■ The problem ■
Look for the string "Schule" in the data below, and copy each line that holds it.

Component data from apps and pages
○ ○ ○ ○

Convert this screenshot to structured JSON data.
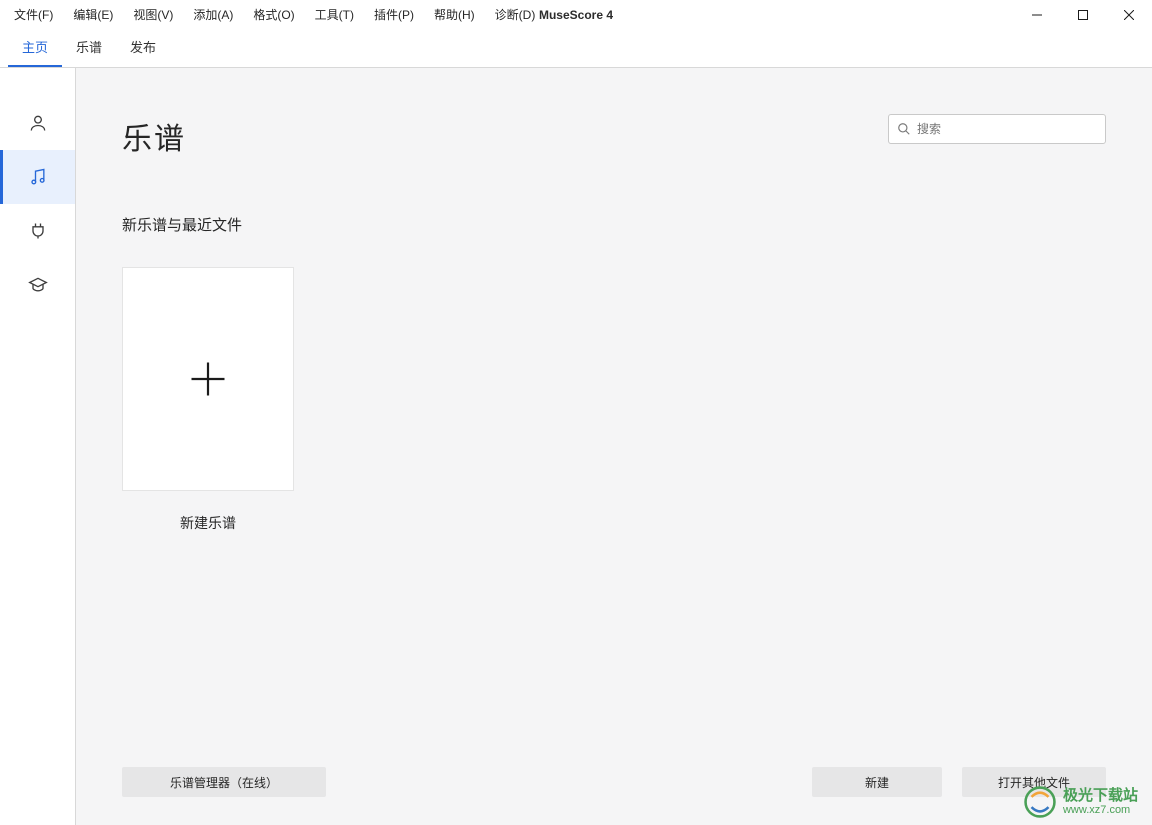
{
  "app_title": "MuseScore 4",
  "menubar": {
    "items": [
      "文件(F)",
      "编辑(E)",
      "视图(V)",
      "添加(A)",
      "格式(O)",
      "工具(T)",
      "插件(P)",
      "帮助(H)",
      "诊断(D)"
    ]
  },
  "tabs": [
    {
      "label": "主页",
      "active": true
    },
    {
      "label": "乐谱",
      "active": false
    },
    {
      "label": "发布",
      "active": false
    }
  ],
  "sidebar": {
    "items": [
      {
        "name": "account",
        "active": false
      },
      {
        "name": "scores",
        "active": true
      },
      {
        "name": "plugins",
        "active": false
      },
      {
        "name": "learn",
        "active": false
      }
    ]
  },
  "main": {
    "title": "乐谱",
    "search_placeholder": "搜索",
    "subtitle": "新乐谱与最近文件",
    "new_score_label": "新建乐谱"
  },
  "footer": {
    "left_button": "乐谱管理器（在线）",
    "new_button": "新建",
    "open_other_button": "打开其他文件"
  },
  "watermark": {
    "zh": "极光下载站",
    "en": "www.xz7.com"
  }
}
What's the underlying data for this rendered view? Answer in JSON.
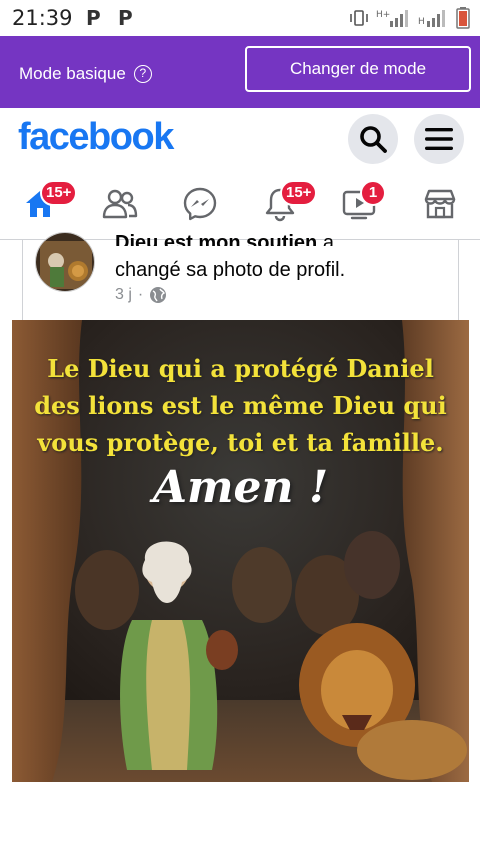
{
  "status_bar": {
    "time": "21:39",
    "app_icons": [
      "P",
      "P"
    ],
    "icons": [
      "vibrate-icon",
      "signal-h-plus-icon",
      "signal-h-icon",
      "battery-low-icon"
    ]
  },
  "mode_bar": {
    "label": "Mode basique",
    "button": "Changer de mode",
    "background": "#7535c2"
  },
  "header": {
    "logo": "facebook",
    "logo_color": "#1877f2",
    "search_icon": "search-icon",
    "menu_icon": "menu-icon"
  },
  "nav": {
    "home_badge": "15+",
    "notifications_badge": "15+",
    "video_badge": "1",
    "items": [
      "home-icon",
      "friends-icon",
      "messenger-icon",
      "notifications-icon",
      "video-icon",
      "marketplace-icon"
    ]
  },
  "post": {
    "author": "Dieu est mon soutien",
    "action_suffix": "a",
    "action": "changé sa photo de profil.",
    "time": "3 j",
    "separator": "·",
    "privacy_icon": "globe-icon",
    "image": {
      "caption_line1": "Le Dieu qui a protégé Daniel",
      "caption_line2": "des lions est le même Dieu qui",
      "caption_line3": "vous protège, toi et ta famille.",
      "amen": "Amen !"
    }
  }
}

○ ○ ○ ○

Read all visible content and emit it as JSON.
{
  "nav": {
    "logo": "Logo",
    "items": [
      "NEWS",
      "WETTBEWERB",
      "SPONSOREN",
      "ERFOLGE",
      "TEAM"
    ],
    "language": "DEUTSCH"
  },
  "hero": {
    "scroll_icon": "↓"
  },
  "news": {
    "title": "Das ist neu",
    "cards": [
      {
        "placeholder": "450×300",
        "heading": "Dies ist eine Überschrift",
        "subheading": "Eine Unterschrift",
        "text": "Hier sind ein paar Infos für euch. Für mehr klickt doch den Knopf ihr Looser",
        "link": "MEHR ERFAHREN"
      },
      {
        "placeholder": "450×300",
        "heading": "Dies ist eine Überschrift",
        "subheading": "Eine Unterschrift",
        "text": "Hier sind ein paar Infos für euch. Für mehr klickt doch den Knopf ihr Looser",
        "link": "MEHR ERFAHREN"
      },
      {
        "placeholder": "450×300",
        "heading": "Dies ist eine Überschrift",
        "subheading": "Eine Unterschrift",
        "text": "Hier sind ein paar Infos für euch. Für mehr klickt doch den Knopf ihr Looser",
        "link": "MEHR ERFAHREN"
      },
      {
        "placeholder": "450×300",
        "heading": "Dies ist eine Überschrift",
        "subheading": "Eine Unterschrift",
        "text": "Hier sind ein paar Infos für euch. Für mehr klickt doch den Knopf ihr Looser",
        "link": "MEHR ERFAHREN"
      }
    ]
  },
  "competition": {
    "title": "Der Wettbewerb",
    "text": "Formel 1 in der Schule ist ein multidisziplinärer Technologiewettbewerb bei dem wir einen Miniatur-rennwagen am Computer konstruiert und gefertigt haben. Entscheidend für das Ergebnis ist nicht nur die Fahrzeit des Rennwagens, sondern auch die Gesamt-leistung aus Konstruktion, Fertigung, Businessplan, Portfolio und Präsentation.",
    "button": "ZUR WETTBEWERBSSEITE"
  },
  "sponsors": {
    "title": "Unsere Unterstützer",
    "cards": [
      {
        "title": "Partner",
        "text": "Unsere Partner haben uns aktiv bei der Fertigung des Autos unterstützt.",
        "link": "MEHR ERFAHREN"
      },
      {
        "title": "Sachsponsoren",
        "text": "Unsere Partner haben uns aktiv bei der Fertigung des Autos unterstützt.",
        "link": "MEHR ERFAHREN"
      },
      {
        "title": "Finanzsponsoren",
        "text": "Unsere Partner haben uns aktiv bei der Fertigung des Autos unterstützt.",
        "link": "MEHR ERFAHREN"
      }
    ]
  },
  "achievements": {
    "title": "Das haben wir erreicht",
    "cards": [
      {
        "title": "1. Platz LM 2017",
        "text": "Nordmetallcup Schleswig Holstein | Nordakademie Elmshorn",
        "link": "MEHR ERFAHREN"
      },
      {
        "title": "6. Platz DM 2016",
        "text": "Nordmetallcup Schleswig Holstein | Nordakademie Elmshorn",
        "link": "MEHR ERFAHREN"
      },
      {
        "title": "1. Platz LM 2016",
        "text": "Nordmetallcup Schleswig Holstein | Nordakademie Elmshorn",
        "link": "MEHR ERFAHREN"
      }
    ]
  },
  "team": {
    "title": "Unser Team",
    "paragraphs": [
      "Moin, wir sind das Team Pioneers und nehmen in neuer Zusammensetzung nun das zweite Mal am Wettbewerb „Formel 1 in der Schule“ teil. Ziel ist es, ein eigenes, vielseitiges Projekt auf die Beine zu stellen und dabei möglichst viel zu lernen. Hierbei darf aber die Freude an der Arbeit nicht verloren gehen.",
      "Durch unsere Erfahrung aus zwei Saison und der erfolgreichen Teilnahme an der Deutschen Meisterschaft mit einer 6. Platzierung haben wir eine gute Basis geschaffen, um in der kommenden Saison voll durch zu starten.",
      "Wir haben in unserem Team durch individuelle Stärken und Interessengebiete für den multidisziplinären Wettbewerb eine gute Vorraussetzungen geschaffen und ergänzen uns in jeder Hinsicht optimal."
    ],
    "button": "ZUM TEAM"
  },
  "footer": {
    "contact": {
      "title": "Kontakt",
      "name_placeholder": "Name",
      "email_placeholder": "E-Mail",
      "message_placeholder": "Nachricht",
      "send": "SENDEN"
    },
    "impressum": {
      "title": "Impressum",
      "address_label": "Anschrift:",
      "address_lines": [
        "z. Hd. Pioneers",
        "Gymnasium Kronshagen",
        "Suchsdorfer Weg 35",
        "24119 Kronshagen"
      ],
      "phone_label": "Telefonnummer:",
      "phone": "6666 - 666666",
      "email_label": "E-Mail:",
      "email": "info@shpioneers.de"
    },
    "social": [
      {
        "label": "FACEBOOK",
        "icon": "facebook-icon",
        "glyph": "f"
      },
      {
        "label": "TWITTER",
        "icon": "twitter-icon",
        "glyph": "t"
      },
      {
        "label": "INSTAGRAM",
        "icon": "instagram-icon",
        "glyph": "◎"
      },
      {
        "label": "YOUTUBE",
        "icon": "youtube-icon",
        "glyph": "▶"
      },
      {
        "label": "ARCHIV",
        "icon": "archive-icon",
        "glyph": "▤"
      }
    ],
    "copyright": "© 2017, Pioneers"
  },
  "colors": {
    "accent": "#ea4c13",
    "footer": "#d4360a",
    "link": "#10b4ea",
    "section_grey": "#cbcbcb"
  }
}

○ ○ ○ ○

■ Answer to this problem ■
    "text": "Formel 1 in der Schule ist ein multidisziplinärer Technologiewettbewerb bei dem wir einen Miniatur-rennwagen am Computer konstruiert und gefertigt haben. Entscheidend für das Ergebnis ist nicht nur die Fahrzeit des Rennwagens, sondern auch die Gesamt-leistung aus Konstruktion, Fertigung, Businessplan, Portfolio und Präsentation.",
      "Moin, wir sind das Team Pioneers und nehmen in neuer Zusammensetzung nun das zweite Mal am Wettbewerb „Formel 1 in der Schule“ teil. Ziel ist es, ein eigenes, vielseitiges Projekt auf die Beine zu stellen und dabei möglichst viel zu lernen. Hierbei darf aber die Freude an der Arbeit nicht verloren gehen.",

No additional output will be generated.